** Brief **
Scan the entries below. List each line with "history".

════

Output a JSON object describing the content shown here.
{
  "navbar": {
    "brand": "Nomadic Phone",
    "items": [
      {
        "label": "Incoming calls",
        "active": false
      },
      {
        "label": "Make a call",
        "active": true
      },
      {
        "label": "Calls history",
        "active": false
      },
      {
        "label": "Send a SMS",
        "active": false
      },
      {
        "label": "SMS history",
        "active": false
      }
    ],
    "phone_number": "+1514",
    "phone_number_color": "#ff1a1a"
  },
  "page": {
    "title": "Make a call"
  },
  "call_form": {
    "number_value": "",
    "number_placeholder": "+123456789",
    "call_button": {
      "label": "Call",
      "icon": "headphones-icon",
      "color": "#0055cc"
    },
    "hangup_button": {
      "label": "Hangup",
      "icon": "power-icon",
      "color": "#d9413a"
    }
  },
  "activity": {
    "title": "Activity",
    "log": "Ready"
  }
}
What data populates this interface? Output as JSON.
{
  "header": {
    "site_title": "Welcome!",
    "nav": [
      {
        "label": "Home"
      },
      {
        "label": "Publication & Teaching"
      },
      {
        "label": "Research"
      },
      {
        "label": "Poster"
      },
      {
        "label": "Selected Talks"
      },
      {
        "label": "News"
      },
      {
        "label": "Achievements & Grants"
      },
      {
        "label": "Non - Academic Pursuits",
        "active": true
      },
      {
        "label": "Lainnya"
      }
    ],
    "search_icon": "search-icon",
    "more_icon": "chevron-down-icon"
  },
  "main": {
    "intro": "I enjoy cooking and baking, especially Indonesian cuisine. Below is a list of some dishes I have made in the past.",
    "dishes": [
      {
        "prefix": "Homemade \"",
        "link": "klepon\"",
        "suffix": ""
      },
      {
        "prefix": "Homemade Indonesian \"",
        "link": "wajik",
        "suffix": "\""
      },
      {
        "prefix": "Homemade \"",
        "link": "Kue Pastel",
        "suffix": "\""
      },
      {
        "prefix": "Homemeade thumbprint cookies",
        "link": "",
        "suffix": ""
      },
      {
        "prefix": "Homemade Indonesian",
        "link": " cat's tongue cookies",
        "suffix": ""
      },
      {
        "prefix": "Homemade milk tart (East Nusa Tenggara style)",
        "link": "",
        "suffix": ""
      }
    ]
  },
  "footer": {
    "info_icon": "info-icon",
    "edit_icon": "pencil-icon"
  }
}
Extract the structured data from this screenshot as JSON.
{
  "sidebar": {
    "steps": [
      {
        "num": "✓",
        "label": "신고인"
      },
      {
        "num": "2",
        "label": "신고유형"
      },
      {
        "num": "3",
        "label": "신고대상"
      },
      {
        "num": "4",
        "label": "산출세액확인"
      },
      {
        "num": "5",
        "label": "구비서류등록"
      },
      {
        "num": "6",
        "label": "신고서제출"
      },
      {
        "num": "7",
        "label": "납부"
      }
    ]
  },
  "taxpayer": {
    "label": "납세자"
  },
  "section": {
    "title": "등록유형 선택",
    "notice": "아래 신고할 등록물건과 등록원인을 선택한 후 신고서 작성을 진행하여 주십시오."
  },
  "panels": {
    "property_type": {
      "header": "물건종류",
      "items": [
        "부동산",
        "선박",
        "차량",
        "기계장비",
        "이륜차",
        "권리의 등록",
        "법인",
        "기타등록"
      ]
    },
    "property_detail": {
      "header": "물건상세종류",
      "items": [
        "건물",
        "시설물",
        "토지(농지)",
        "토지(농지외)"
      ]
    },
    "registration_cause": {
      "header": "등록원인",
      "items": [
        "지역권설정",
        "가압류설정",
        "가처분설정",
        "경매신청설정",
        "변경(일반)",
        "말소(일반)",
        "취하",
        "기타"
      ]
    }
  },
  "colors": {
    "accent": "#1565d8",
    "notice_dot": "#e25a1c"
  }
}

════

** Result of this exercise **
        "label": "Calls history",
        "label": "SMS history",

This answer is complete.